Because of this distinction, the judge cleared Anheuser-Busch to run its original ad that played during the Super Bowl, as that ad only implied the company used corn syrup in the brewing process — not that there’s was any corn syrup in the beer itself.
However, there’s been a volley of marketing material since then which has implied that there is corn syrup in its rival’s beer, and that has been put on hold until the lawsuit is resolved.
“We are pleased with today’s ruling that will force Anheuser Busch to change or remove advertisements that were clearly designed to mislead the American public,” the suitably salty CEO of MillerCoors, Gavin Hattersley said in a statement. “As the dominant market leader, Anheuser Busch should be seeking to grow the beer category, not destroy it through deceptive advertising.”
Gav’s probably not wrong. As beers’ share of U.S. alcohol sales drop every year and consumers increasingly move towards small-batch craft beers, the legion of light beers should be united against their true enemy.
THE WHITE WALKERS.
Sorry, I read that wrong. That should say “spirits and wines and craft beers.”
Over the last two decades, these products have dramatically increased their share in the U.S. alcohol market.
Is now really the time to be throwing stones at glass breweries?
One Last Thing
The Invisible Crisis
The U.S. is having an invisible crisis.
It’s not at the border. Or in the stock market.
It’s in the cities and towns and homes and behind closed doors.
Opioid addiction is killing Americans.
From 1999 to 2017, more than 700,000 people have died from a drug overdose.
Almost 400,000 of those deaths were due to opioids, including prescription and illicit opioids. And it’s getting worse every year.
In 2017, the number of overdose deaths involving opioids was six times higher than in 1999. Six times higher in just two decades.
Today, opioids kill more people than car crashes. And it’s not limited to heroin users. About 40% of opioid deaths involve prescription drugs, not illicit ones. In 12 states today, there are more active opioid prescriptions than people.
Of course, we now know that the skyrocketing figures were caused by bad actors in the pharmaceutical industry pushing doctors to oversubscribe dangerously addictive opioids to their patients.

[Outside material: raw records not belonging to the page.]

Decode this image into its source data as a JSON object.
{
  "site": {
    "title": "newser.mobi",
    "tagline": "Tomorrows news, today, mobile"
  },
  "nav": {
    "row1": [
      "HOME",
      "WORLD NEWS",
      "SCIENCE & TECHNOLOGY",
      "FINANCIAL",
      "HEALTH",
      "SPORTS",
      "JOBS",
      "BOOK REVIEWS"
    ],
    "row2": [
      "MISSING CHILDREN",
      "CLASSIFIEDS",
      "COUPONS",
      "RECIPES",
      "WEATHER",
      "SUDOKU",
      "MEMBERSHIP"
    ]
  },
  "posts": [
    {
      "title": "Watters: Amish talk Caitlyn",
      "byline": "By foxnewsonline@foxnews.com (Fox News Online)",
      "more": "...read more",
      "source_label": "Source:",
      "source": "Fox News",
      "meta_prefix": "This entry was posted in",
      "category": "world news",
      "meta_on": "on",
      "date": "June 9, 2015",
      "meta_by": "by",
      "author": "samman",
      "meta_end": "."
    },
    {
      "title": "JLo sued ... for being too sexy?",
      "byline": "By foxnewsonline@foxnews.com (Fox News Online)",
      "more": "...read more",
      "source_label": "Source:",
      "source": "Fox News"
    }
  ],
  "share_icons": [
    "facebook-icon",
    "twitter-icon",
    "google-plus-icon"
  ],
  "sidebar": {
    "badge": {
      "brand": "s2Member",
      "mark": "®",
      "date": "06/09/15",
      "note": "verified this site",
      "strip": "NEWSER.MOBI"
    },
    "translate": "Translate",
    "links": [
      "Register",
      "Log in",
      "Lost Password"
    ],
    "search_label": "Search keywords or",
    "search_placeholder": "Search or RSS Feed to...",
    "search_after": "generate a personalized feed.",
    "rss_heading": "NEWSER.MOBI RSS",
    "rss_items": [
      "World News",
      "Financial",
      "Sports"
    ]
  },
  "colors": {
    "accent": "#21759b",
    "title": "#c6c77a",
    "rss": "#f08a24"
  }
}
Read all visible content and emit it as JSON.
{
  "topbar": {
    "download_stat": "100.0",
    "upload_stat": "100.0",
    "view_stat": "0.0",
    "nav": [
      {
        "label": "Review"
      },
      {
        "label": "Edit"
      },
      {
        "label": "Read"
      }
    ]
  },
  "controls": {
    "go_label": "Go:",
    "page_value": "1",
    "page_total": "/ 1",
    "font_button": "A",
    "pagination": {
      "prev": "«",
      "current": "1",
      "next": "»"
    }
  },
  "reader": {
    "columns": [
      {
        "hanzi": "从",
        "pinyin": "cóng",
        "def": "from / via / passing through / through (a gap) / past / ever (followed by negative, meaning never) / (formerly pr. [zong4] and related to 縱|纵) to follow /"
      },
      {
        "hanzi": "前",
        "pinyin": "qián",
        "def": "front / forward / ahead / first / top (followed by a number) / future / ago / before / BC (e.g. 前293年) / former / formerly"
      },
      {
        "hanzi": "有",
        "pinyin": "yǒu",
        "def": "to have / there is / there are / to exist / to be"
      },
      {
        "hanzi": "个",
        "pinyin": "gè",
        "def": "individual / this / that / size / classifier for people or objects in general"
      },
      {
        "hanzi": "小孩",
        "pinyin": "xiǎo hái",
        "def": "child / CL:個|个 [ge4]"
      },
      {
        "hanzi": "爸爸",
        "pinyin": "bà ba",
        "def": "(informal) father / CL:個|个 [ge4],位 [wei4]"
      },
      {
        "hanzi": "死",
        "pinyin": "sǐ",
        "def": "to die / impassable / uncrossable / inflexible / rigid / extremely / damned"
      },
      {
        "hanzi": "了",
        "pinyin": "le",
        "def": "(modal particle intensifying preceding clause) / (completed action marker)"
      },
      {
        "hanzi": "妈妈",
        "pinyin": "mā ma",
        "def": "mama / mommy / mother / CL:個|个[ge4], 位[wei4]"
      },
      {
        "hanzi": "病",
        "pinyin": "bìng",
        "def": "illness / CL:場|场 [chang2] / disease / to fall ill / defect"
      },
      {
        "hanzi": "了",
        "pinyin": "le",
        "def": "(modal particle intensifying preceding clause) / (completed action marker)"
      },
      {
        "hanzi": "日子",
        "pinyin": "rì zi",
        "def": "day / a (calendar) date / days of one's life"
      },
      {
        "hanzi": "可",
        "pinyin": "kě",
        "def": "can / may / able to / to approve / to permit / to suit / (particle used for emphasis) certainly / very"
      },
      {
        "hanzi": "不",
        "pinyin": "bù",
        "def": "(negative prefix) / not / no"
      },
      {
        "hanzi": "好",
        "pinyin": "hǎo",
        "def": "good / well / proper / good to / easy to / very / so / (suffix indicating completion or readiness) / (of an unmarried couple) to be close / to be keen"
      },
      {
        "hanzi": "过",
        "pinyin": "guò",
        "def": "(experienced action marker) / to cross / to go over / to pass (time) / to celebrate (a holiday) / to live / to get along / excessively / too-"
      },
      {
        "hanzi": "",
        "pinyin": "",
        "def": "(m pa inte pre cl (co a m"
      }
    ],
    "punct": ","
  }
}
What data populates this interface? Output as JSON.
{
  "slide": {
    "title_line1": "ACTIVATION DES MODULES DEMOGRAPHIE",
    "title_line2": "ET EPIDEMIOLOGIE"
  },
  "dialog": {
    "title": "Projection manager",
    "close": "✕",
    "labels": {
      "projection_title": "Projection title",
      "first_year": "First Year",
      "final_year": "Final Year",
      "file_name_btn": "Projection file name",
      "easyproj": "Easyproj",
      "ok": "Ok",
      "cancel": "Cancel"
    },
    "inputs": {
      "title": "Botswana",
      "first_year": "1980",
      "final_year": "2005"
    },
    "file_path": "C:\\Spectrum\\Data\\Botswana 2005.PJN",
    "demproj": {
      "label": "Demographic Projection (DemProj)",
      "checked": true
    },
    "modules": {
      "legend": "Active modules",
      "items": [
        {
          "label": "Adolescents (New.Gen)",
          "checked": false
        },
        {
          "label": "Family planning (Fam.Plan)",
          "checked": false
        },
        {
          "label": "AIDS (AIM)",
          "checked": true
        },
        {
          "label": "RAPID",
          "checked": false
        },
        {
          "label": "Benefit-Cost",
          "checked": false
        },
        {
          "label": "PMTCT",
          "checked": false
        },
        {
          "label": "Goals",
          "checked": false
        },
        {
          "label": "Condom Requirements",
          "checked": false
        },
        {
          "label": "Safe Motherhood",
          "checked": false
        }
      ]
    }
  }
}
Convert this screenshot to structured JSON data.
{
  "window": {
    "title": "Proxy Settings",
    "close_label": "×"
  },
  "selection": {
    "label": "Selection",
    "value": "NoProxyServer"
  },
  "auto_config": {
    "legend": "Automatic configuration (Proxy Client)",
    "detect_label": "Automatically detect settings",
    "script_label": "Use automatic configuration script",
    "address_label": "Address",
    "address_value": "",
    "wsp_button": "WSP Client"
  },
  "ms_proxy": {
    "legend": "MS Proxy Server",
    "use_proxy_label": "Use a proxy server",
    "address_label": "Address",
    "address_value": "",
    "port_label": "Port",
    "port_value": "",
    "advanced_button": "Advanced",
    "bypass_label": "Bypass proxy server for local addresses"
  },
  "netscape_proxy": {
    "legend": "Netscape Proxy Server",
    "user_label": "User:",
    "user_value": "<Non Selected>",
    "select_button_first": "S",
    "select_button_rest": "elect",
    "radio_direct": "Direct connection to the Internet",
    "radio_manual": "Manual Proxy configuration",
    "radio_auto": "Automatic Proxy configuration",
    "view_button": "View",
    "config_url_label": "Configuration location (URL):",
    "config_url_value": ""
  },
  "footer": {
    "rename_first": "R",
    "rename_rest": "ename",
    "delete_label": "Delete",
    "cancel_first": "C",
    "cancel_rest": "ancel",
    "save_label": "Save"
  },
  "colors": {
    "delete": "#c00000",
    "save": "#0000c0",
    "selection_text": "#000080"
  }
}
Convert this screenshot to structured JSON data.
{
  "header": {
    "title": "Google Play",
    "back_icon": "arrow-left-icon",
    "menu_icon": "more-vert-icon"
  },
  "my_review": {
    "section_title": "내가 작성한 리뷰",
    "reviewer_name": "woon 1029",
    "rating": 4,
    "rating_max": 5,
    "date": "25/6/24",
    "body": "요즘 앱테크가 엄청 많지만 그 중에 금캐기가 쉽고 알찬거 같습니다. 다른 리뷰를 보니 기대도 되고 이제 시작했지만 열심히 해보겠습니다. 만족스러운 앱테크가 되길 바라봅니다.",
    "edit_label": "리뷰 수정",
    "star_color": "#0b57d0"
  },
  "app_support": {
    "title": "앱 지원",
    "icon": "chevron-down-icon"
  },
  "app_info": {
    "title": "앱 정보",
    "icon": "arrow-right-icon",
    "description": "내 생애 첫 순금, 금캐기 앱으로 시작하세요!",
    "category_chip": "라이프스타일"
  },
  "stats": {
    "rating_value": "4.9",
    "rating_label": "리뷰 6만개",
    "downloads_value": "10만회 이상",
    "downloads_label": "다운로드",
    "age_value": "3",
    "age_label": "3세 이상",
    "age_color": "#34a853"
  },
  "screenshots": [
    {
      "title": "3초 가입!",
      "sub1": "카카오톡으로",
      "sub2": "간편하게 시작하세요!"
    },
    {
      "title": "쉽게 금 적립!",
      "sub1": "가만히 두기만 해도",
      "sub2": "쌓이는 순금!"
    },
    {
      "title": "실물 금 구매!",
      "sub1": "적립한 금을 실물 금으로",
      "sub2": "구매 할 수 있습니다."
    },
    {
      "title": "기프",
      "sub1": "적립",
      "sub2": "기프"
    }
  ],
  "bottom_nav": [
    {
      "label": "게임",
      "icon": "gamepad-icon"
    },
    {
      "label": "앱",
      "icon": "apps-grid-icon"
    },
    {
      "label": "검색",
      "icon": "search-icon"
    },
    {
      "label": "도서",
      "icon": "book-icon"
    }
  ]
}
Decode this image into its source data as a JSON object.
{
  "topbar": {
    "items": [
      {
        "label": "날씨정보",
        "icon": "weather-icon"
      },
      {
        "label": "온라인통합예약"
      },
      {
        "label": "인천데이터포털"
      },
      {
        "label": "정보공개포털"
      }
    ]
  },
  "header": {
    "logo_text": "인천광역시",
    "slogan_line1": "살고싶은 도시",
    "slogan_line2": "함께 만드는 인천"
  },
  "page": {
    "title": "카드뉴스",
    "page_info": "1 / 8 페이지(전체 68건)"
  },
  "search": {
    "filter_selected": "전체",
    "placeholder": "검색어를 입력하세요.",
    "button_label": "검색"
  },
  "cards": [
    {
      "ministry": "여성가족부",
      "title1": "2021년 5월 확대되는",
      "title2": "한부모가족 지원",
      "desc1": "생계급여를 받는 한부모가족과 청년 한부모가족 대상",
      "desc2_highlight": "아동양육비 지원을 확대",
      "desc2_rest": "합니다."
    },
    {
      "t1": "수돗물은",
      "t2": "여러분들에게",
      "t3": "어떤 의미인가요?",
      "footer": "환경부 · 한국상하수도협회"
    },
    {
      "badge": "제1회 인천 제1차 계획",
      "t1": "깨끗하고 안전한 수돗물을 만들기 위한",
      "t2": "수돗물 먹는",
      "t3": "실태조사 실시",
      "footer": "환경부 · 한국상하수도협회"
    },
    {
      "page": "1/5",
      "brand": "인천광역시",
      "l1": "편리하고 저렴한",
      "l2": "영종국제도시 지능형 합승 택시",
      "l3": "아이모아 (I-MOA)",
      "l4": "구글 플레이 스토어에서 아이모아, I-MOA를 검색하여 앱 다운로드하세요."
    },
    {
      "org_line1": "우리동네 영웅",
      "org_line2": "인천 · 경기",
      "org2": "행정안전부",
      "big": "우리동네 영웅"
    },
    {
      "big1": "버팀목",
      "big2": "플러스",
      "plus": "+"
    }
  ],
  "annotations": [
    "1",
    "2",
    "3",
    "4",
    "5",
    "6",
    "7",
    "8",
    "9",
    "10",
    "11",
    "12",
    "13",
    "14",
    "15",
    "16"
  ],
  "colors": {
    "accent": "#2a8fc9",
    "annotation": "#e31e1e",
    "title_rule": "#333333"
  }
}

These folks are finally having their day in court. But where does that leave America?
In 2015 alone (the most recent available figures), the opioid epidemic cost the U.S. an estimated $504 billion.
But a new study points to a strange drug that can help cure opioid addiction. And the FDA are discussing its legal status this Friday. If all goes according to plan, this drug is going to end up in candy, beer, soda… and potentially save thousands of lives.